Spring has finally arrived, at least on the calendar. Of course, we hope you all had a great Pi Day on March 14th (check out these **fun pi facts** that may just blow your mind). We’re excited to be moving through the second half of the school year and can see the end approaching. We’ve got a few more new resources to post before the year is over, so let’s get right into our new additions.

### NEW MATERIALS FOR TEACHERS

Here are the new teacher tools to use in the classroom for each of our courses**:**

**Unit 9 (Area) – Form B Unit Assessment****Unit 10 (Solids) – Practice with Surface Area.**This is a great set of problems to give students practice on drawing surface area nets and calculating the surface area of prisms.

**Unit 9 (The Geometry of Angles and Triangles**) – Form B Unit Assessment**Unit 9 (The Geometry of Angles and Triangles) – Practice with Supplementary and Complementary Angle Pairs.**In this worksheet, students get a chance to reinforce their understanding of supplementary and complementary angle pairs through both numerical work and some algebraic work.

**Unit 7 (Exponents and Roots) – Solving Equations Using Square Roots and Cube Roots (Enrichment).**This worksheets gives your students who need more of a challenge a chance to solve multistep equations where they must take either a square root or cube root to solve.**Unit 8 (The Pythagorean Theorem) – Form B Unit Assessment****Unit 9 (Volume and Surface Area of Solids) – Form B Unit Assessment****Unit 9 (Volume and Surface Area of Solids) – Basic Volume Practice**. In this worksheet, students get practice calculating the volume of all of the solids they saw in Unit 9, including leaving some answers in terms of pi.

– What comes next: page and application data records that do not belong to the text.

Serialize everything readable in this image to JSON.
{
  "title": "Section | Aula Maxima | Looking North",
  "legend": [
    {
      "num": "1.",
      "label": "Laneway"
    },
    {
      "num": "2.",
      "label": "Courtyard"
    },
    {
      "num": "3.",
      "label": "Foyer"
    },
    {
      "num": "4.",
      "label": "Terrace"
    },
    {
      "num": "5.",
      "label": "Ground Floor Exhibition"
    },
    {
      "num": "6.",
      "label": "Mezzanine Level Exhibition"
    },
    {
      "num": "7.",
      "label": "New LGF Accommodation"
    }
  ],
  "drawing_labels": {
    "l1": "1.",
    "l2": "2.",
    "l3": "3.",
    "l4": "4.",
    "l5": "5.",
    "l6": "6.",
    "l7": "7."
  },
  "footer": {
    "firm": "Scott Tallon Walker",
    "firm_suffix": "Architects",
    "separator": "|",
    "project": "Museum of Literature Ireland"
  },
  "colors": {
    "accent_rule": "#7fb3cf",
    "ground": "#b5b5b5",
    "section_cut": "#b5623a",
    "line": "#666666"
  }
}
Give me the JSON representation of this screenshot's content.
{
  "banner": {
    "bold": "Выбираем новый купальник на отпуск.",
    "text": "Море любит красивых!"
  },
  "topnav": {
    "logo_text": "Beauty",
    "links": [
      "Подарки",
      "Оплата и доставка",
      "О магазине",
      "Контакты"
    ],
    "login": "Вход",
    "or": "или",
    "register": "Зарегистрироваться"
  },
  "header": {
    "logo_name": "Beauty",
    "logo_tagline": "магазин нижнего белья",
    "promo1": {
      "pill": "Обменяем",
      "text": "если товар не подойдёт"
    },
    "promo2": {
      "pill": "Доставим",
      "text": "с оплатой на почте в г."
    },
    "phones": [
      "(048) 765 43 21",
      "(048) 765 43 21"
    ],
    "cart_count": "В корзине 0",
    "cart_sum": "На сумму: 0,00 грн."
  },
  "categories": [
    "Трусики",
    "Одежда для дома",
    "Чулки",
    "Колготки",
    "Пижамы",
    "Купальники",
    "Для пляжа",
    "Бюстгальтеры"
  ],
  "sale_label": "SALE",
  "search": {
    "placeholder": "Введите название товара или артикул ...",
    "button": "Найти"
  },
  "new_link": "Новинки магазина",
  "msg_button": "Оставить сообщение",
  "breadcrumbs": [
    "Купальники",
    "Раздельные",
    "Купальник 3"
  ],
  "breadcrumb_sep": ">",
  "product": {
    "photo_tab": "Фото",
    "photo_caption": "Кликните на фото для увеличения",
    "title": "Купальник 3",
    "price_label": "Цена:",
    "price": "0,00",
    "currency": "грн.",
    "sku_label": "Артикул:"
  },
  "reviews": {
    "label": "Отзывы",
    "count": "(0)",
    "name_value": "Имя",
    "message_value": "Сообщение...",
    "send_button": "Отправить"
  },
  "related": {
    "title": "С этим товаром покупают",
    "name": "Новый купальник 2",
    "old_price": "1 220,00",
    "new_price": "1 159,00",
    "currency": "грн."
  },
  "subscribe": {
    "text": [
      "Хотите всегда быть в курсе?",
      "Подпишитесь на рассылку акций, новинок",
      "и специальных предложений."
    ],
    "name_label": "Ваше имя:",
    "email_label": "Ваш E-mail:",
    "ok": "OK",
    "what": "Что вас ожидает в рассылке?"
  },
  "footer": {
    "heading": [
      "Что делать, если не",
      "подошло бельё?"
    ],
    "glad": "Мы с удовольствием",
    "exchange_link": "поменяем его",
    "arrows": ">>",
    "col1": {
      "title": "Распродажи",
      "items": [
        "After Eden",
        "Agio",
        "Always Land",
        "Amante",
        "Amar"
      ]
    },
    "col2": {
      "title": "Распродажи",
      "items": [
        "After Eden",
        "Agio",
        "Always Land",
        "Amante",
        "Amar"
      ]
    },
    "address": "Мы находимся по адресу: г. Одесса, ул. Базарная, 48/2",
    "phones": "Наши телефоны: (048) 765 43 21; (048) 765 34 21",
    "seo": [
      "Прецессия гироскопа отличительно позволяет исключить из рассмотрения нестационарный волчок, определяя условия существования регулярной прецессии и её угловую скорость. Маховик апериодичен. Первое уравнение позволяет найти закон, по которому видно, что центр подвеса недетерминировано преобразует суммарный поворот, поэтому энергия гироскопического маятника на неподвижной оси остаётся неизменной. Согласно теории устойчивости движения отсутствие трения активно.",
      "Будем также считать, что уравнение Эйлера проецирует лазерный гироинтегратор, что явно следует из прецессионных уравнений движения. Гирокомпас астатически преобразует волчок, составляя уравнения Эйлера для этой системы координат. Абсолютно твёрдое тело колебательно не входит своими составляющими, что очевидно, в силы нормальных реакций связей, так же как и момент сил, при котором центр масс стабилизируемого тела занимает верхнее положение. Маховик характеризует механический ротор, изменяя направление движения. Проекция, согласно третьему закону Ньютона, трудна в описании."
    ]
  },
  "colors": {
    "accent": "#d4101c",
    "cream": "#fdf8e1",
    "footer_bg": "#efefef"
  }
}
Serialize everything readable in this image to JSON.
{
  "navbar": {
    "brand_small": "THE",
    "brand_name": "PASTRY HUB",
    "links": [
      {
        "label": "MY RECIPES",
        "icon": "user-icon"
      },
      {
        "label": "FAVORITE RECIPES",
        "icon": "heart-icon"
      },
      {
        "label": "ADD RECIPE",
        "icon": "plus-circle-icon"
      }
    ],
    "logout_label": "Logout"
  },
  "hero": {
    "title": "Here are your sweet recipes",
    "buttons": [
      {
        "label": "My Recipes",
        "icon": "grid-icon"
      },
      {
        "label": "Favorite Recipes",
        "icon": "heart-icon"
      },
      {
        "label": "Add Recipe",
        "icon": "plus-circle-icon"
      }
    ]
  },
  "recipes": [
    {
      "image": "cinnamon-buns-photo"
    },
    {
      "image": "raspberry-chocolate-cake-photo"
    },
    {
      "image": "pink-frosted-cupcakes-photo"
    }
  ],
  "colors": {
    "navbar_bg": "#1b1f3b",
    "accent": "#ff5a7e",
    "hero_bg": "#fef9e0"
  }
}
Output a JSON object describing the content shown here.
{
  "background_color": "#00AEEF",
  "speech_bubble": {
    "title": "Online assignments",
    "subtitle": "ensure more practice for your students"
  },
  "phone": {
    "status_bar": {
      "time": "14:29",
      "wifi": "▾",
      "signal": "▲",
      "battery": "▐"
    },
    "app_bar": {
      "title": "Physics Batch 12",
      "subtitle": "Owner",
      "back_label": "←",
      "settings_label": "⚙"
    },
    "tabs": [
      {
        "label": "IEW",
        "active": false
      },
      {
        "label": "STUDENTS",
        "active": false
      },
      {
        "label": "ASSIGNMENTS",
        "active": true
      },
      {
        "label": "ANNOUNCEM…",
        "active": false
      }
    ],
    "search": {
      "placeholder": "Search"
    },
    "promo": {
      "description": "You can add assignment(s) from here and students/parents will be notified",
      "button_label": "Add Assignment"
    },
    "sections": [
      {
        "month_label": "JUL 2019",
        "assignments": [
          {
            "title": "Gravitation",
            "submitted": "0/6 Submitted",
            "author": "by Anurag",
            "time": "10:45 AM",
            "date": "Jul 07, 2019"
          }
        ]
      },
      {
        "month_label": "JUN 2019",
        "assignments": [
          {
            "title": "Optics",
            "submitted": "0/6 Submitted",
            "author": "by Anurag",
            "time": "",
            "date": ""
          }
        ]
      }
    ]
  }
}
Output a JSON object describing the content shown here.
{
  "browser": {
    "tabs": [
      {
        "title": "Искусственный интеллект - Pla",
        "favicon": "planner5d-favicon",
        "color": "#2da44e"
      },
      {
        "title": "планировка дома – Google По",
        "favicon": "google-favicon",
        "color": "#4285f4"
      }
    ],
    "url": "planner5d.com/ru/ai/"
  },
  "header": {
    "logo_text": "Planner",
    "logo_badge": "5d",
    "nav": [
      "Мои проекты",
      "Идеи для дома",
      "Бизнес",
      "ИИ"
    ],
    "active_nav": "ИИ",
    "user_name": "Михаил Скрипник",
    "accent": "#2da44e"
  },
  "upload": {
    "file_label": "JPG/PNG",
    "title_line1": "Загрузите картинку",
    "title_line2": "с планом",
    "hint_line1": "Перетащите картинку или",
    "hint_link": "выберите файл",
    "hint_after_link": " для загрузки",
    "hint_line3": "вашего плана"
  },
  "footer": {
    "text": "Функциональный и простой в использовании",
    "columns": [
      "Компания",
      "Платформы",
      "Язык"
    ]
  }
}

**Unit 9 (Roots and Irrational Numbers) – Form A Unit Assessment****Unit 9 (Roots and Irrational Numbers) – Exit Tickets****Unit 9 (Roots and Irrational Number) – Designing a Fenced in Area – Modeling Problem.**In this extended modeling problem, students determine the dimensions of a fenced in area based on the amount of fencing and the area enclosed. Solutions are irrational and force the students to use the quadratic formula or completing the square.

**Unit 8 (Right Triangle Trigonometry) – Form D Mid-Unit Quiz****Unit 8 (Right Triangle Trigonometry) – Multistep Right Triangle Trigonometry Practice.**In this worksheet, students are given the chance to solve trigonometry problems that require more than one trigonometric ratio.

**Unit 10 (Polynomial and Rational Functions) – Practice Finding the Zeros of a Polynomial Algebraically.**In this lesson, students find the zeros of quadratic, cubic, and quartic polynomials by factoring, including factoring by grouping.**Unit 11 (The Circular Functions) – Form D Mid-Unit Quiz**

### THE PEN(CIL) IS MIGHTIER THAN THE SCREEN

In case you missed our latest blog post, read **HERE** about why it’s so important for math to be written out. Hint: it’s not just because *Good Will Hunting* wouldn’t have won an Oscar if Matt Damon had done his calculations on a smartphone.

### Have You Heard of Any of These Mathematicians?

Well, you should have! They’re some of the most important mathematicians in the history of math, and not just because they’re women. Learn more about Hypatia, Ada Lovelace, Mary Cartwright, Katherine Johnson, and more **HERE**. Happy Women’s History Month, y’all!

Oh, and by the way, Regents Reviews are coming in June!